■ **Your assignment**: Check every line of the entries that follow, and copy the ones containing "HCIP".

■ **Data for the task**:
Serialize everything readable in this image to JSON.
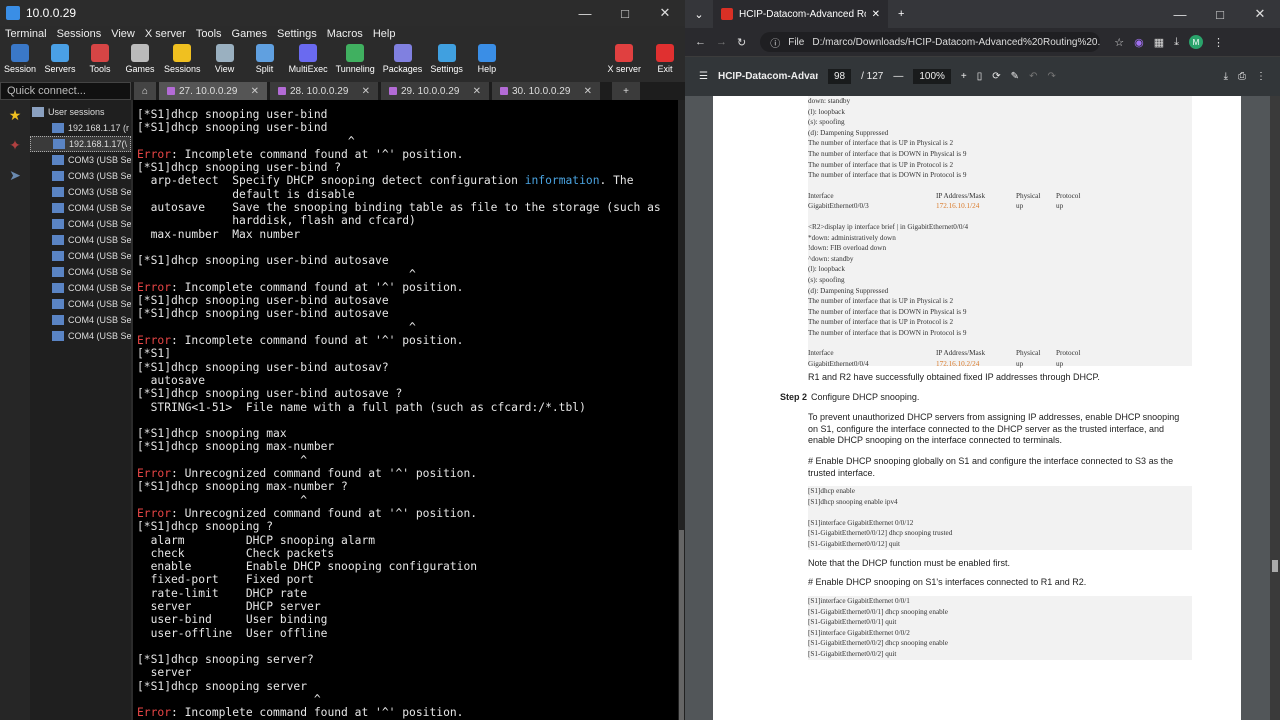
{
  "left": {
    "title": "10.0.0.29",
    "menu": [
      "Terminal",
      "Sessions",
      "View",
      "X server",
      "Tools",
      "Games",
      "Settings",
      "Macros",
      "Help"
    ],
    "toolbar": [
      {
        "label": "Session",
        "color": "#3a78c8"
      },
      {
        "label": "Servers",
        "color": "#4aa0e6"
      },
      {
        "label": "Tools",
        "color": "#d64545"
      },
      {
        "label": "Games",
        "color": "#bbbbbb"
      },
      {
        "label": "Sessions",
        "color": "#f0c020"
      },
      {
        "label": "View",
        "color": "#9ab0c0"
      },
      {
        "label": "Split",
        "color": "#60a0e0"
      },
      {
        "label": "MultiExec",
        "color": "#6a6af0"
      },
      {
        "label": "Tunneling",
        "color": "#40b060"
      },
      {
        "label": "Packages",
        "color": "#8080e0"
      },
      {
        "label": "Settings",
        "color": "#40a0e0"
      },
      {
        "label": "Help",
        "color": "#3a8ee6"
      }
    ],
    "toolbar_right": [
      {
        "label": "X server",
        "color": "#e04040"
      },
      {
        "label": "Exit",
        "color": "#e03030"
      }
    ],
    "quick_placeholder": "Quick connect...",
    "tabs": [
      "27. 10.0.0.29",
      "28. 10.0.0.29",
      "29. 10.0.0.29",
      "30. 10.0.0.29"
    ],
    "sessions_header": "User sessions",
    "sessions": [
      "192.168.1.17 (r",
      "192.168.1.17(\\",
      "COM3  (USB Ser",
      "COM3  (USB Ser",
      "COM3  (USB Ser",
      "COM4  (USB Ser",
      "COM4  (USB Ser",
      "COM4  (USB Ser",
      "COM4  (USB Ser",
      "COM4  (USB Ser",
      "COM4  (USB Ser",
      "COM4  (USB Ser",
      "COM4  (USB Ser",
      "COM4  (USB Ser"
    ]
  },
  "terminal": [
    {
      "t": "[*S1]dhcp snooping user-bind"
    },
    {
      "t": "[*S1]dhcp snooping user-bind"
    },
    {
      "t": "                               ^"
    },
    {
      "t": "",
      "e": "Error",
      "r": ": Incomplete command found at '^' position."
    },
    {
      "t": "[*S1]dhcp snooping user-bind ?"
    },
    {
      "t": "  arp-detect  Specify DHCP snooping detect configuration ",
      "h": "information",
      "r": ". The"
    },
    {
      "t": "              default is disable"
    },
    {
      "t": "  autosave    Save the snooping binding table as file to the storage (such as"
    },
    {
      "t": "              harddisk, flash and cfcard)"
    },
    {
      "t": "  max-number  Max number"
    },
    {
      "t": ""
    },
    {
      "t": "[*S1]dhcp snooping user-bind autosave"
    },
    {
      "t": "                                        ^"
    },
    {
      "t": "",
      "e": "Error",
      "r": ": Incomplete command found at '^' position."
    },
    {
      "t": "[*S1]dhcp snooping user-bind autosave"
    },
    {
      "t": "[*S1]dhcp snooping user-bind autosave"
    },
    {
      "t": "                                        ^"
    },
    {
      "t": "",
      "e": "Error",
      "r": ": Incomplete command found at '^' position."
    },
    {
      "t": "[*S1]"
    },
    {
      "t": "[*S1]dhcp snooping user-bind autosav?"
    },
    {
      "t": "  autosave"
    },
    {
      "t": "[*S1]dhcp snooping user-bind autosave ?"
    },
    {
      "t": "  STRING<1-51>  File name with a full path (such as cfcard:/*.tbl)"
    },
    {
      "t": ""
    },
    {
      "t": "[*S1]dhcp snooping max"
    },
    {
      "t": "[*S1]dhcp snooping max-number"
    },
    {
      "t": "                        ^"
    },
    {
      "t": "",
      "e": "Error",
      "r": ": Unrecognized command found at '^' position."
    },
    {
      "t": "[*S1]dhcp snooping max-number ?"
    },
    {
      "t": "                        ^"
    },
    {
      "t": "",
      "e": "Error",
      "r": ": Unrecognized command found at '^' position."
    },
    {
      "t": "[*S1]dhcp snooping ?"
    },
    {
      "t": "  alarm         DHCP snooping alarm"
    },
    {
      "t": "  check         Check packets"
    },
    {
      "t": "  enable        Enable DHCP snooping configuration"
    },
    {
      "t": "  fixed-port    Fixed port"
    },
    {
      "t": "  rate-limit    DHCP rate"
    },
    {
      "t": "  server        DHCP server"
    },
    {
      "t": "  user-bind     User binding"
    },
    {
      "t": "  user-offline  User offline"
    },
    {
      "t": ""
    },
    {
      "t": "[*S1]dhcp snooping server?"
    },
    {
      "t": "  server"
    },
    {
      "t": "[*S1]dhcp snooping server"
    },
    {
      "t": "                          ^"
    },
    {
      "t": "",
      "e": "Error",
      "r": ": Incomplete command found at '^' position."
    }
  ],
  "right": {
    "tab_title": "HCIP-Datacom-Advanced Routi",
    "url_scheme": "File",
    "url": "D:/marco/Downloads/HCIP-Datacom-Advanced%20Routing%20...",
    "pdf_title": "HCIP-Datacom-Advan...",
    "page_current": "98",
    "page_total": "/ 127",
    "zoom": "100%",
    "block1": [
      "down: standby",
      "(l): loopback",
      "(s): spoofing",
      "(d): Dampening Suppressed",
      "The number of interface that is UP in Physical is 2",
      "The number of interface that is DOWN in Physical is 9",
      "The number of interface that is UP in Protocol is 2",
      "The number of interface that is DOWN in Protocol is 9"
    ],
    "table_header": [
      "Interface",
      "IP Address/Mask",
      "Physical",
      "Protocol"
    ],
    "row1": [
      "GigabitEthernet0/0/3",
      "172.16.10.1/24",
      "up",
      "up"
    ],
    "block2": [
      "<R2>display ip interface brief | in GigabitEthernet0/0/4",
      "*down: administratively down",
      "!down: FIB overload down",
      "^down: standby",
      "(l): loopback",
      "(s): spoofing",
      "(d): Dampening Suppressed",
      "The number of interface that is UP in Physical is 2",
      "The number of interface that is DOWN in Physical is 9",
      "The number of interface that is UP in Protocol is 2",
      "The number of interface that is DOWN in Protocol is 9"
    ],
    "row2": [
      "GigabitEthernet0/0/4",
      "172.16.10.2/24",
      "up",
      "up"
    ],
    "p1": "R1 and R2 have successfully obtained fixed IP addresses through DHCP.",
    "step_label": "Step 2",
    "step_text": "Configure DHCP snooping.",
    "p2": "To prevent unauthorized DHCP servers from assigning IP addresses, enable DHCP snooping on S1, configure the interface connected to the DHCP server as the trusted interface, and enable DHCP snooping on the interface connected to terminals.",
    "p3": "# Enable DHCP snooping globally on S1 and configure the interface connected to S3 as the trusted interface.",
    "code1": [
      "[S1]dhcp enable",
      "[S1]dhcp snooping enable ipv4",
      "",
      "[S1]interface GigabitEthernet 0/0/12",
      "[S1-GigabitEthernet0/0/12] dhcp snooping trusted",
      "[S1-GigabitEthernet0/0/12] quit"
    ],
    "p4": "Note that the DHCP function must be enabled first.",
    "p5": "# Enable DHCP snooping on S1's interfaces connected to R1 and R2.",
    "code2": [
      "[S1]interface GigabitEthernet 0/0/1",
      "[S1-GigabitEthernet0/0/1] dhcp snooping enable",
      "[S1-GigabitEthernet0/0/1] quit",
      "[S1]interface GigabitEthernet 0/0/2",
      "[S1-GigabitEthernet0/0/2] dhcp snooping enable",
      "[S1-GigabitEthernet0/0/2] quit"
    ]
  }
}
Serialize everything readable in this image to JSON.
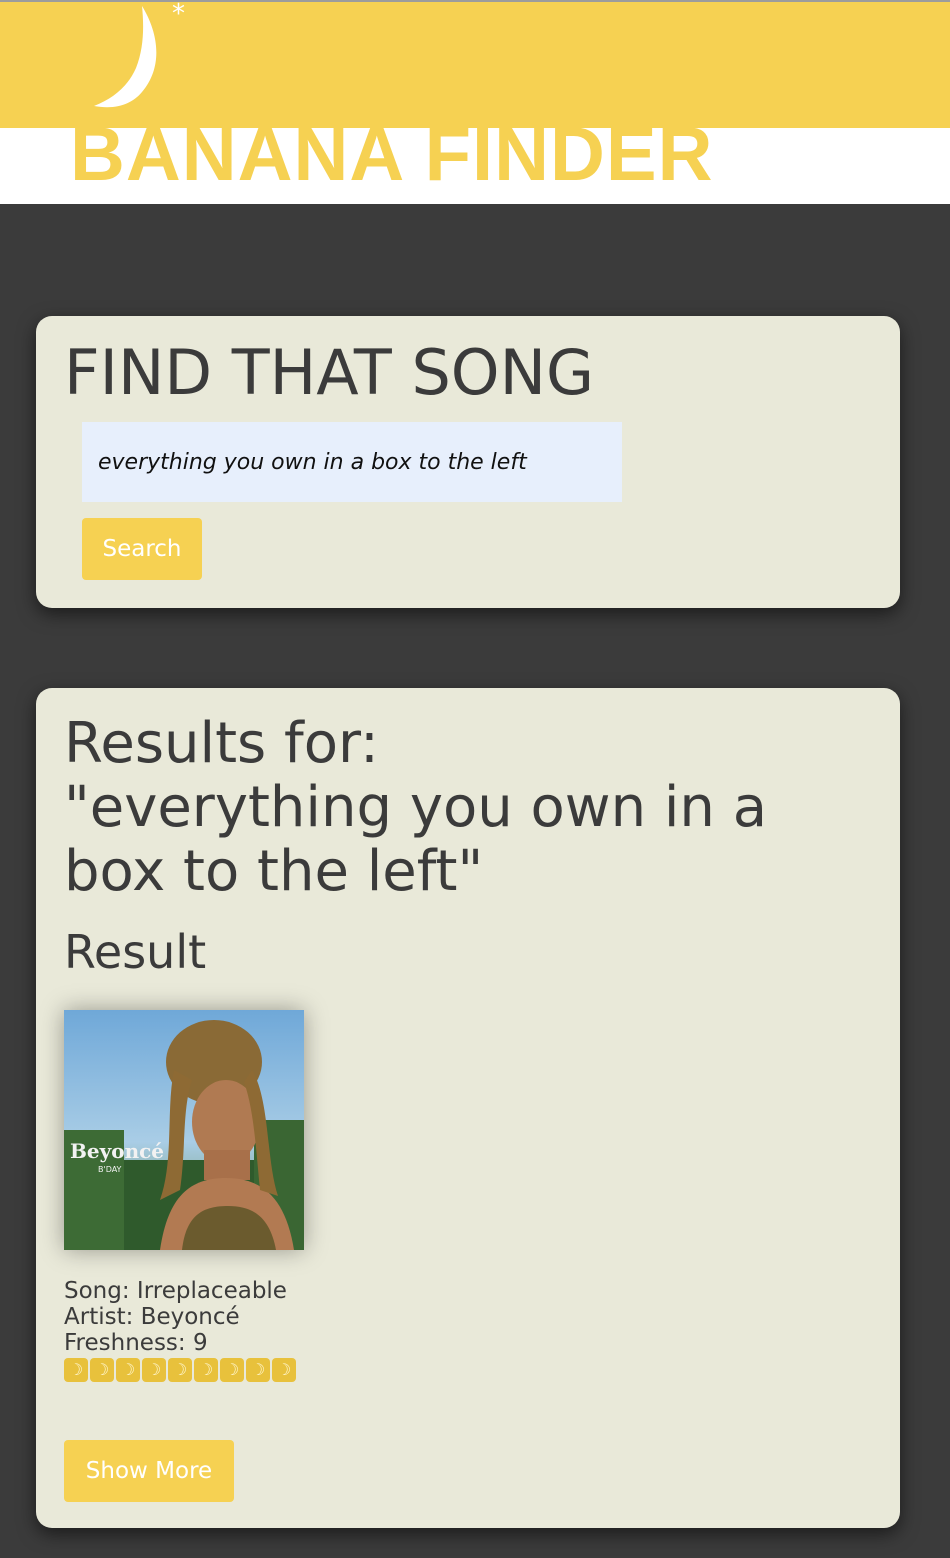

■ **Answer section**:
    "tab_title": "HCIP-Datacom-Advanced Routi",
    "url": "D:/marco/Downloads/HCIP-Datacom-Advanced%20Routing%20...",
    "pdf_title": "HCIP-Datacom-Advan...",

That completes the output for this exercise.